It is important for your Recruiter to understand your competitive interview landscape. A Recruiter can encourage a Company to speed up interview processes in order to stay competitive with other viable opportunities. In addition, competition generally works in the Candidate’s favor when it comes to multiple job offers. Recruiters are also very aware of the market and may have valuable information to help you compare opportunities based on what is important to you. Even if you suspect bias from your recruiter, it’s always good to hear a market expert’s opinion to trigger further research on your end.
6. What is The Bottom Line Offer You Will Consider (The “Buy It Now” Price)
The Candidate should not play coy when discussing the compensation package it will take to accept a job offer. Some candidates feel it is to their advantage to play close to the vest and they do not answer with definitive terms. Companies do not like hearing from a Recruiter that they are not sure what it will take to land the candidate they want and often get a bad taste for that Candidate. Candidates who are reasonable, descript and clear have the best shot at landing the deal they want. Companies like a “Buy It Now” price and will often pay a bit more to eliminate back and forth and the administrative headaches that come with revisions and additional sign-offs.
7. Are you Driven by Quality of Life or Climbing the Ladder
It is a good idea for The Candidate to give The Recruiter a general idea of what they are looking for in their career currently and what they are looking for over the long-term. The Recruiter generally has a good understanding of the environment a company offers and will understand whether or not it will cater to your personal preferences. This small piece of information can prevent culture shock down the line.
8. Are you Committed to Completing A Project or Deadline
Many Candidates start into a job search not realizing how quickly the process can move. If you are in the middle of a large project or have some sort of busy season requirement that prohibits an exit before a certain date, be clear about the earliest start date you can commit to. The Recruiter will often check in about positions in the interim in case something has changed OR they may have a client who is flexible on start date. There is no sense interviewing for a Company who wants someone to start in 2 weeks (which includes most active positions) if you cannot start for 2 months. The Recruiter will present this start date up front when making introductions which may rule some interviews out but will ensure if a candidate is interviewed that the start date could work for all parties.
9. Vacation Longer Than 1 Week

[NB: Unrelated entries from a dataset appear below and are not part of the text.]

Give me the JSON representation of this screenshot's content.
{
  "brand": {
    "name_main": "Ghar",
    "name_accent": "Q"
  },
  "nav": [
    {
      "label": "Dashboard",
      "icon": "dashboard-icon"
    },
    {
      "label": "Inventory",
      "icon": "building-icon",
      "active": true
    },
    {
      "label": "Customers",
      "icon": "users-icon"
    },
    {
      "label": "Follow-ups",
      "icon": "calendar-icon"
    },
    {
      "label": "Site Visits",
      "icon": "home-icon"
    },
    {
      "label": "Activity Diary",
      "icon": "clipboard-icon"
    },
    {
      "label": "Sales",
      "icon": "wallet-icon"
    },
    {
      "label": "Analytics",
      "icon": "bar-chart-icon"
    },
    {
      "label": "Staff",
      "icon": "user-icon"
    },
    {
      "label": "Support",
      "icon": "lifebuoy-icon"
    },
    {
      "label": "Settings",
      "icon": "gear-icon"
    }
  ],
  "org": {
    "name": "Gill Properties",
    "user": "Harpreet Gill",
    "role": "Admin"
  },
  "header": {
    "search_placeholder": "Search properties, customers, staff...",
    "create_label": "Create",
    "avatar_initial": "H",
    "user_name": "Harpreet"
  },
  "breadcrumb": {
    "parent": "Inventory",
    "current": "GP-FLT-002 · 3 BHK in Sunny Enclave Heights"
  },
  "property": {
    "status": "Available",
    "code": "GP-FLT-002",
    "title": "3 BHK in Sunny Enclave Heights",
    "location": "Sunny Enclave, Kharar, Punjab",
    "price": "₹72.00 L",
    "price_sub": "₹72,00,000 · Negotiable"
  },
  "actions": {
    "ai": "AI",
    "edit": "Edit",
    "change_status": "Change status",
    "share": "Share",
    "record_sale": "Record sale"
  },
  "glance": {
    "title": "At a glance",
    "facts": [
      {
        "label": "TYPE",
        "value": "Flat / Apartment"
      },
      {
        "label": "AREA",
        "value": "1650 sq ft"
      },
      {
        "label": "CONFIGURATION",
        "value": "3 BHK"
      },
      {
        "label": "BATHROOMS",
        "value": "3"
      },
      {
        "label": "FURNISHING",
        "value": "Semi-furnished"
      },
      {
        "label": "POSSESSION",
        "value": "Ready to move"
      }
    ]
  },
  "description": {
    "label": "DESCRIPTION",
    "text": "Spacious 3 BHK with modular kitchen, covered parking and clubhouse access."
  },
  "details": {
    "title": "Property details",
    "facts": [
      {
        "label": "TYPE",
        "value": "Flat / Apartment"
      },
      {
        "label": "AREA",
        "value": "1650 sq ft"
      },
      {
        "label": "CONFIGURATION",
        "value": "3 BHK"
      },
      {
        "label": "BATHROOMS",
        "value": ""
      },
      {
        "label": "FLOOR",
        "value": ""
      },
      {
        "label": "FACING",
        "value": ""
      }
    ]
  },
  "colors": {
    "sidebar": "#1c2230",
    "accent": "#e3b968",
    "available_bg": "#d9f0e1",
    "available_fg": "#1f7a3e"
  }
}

Everyone takes vacation and most companies provide 2-3 weeks of vacation as part of a candidate’s benefit package. If a Candidate plans to take a vacation longer than 1 week in the first 6 months, the candidate should be sure to inform the Recruiter. Any vacation inside of 6 months is helpful to know about, however, a 2 or 3 week vacation is critical information as The Company needs to consider this when evaluating candidates. There could be certain deadlines or policies that conflict with a substantial vacation. Even if a company is very flexible with this sort of thing, it feels a little sneaky to spring a 3 week European vacation on them after the offer is extended.
10. Work From Home

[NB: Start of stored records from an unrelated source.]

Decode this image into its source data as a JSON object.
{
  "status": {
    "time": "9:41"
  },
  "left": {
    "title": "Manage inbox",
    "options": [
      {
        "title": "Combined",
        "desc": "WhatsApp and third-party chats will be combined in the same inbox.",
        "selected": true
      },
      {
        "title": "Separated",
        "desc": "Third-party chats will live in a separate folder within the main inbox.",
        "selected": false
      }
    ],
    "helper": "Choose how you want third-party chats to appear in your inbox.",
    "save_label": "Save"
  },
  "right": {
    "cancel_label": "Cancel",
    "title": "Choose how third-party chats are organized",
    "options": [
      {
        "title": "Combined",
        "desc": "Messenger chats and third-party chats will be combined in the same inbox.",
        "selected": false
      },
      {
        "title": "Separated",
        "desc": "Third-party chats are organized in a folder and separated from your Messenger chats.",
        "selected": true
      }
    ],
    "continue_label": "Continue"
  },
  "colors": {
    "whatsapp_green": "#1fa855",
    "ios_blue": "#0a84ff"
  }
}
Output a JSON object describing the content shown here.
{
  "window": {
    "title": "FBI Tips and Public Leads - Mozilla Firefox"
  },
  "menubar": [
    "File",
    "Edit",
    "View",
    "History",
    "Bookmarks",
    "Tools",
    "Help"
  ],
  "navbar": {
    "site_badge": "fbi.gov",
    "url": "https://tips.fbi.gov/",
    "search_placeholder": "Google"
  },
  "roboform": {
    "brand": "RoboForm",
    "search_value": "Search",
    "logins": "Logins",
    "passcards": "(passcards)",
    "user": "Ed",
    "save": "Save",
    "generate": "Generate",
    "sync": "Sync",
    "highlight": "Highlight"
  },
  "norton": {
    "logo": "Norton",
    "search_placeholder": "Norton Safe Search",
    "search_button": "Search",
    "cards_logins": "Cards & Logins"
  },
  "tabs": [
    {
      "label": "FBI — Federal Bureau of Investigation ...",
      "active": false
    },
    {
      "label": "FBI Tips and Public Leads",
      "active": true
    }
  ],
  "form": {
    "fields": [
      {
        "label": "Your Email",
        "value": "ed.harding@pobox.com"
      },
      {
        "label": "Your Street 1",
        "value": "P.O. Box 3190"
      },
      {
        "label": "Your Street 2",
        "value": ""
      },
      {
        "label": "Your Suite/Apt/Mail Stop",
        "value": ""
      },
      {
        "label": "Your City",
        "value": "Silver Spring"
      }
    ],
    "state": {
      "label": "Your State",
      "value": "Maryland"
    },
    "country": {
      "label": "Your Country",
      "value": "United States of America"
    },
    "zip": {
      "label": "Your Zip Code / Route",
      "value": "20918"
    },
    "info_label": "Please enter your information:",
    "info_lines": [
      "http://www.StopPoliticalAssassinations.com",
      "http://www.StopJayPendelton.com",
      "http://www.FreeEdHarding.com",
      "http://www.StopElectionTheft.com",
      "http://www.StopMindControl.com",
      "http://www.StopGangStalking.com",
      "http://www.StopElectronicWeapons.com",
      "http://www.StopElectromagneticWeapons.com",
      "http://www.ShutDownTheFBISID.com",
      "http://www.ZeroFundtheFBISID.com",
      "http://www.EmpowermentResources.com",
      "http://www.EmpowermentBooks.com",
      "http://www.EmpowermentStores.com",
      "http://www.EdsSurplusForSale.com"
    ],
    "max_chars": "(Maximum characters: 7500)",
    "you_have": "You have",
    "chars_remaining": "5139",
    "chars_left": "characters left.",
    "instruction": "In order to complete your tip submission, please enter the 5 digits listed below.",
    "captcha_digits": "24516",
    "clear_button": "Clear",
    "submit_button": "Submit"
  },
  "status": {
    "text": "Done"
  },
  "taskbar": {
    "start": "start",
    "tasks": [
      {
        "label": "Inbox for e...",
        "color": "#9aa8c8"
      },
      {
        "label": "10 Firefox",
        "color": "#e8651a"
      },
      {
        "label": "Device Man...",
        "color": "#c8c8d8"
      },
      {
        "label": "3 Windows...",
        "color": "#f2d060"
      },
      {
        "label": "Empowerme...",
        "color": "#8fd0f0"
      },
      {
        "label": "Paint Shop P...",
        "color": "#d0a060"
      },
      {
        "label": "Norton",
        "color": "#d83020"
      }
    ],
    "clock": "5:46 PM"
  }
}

Work From Home was hardly a topic when I published this article in 2016…Wow how times have changed. Nearly every company will have a permanently altered Work From Home policy after the pandemic completely subsides. Some companies will still have a 5 day per week in office culture, while others may no longer even have office space. It is critical to share your preferences and requirements for Work From Home with your recruiter to ensure culture and lifestyle fit.
Written by Brian Piotrowski, Founder & Head of Recruiting, Legacy Search Advisors BPiotrowski@TheLegacySearch.com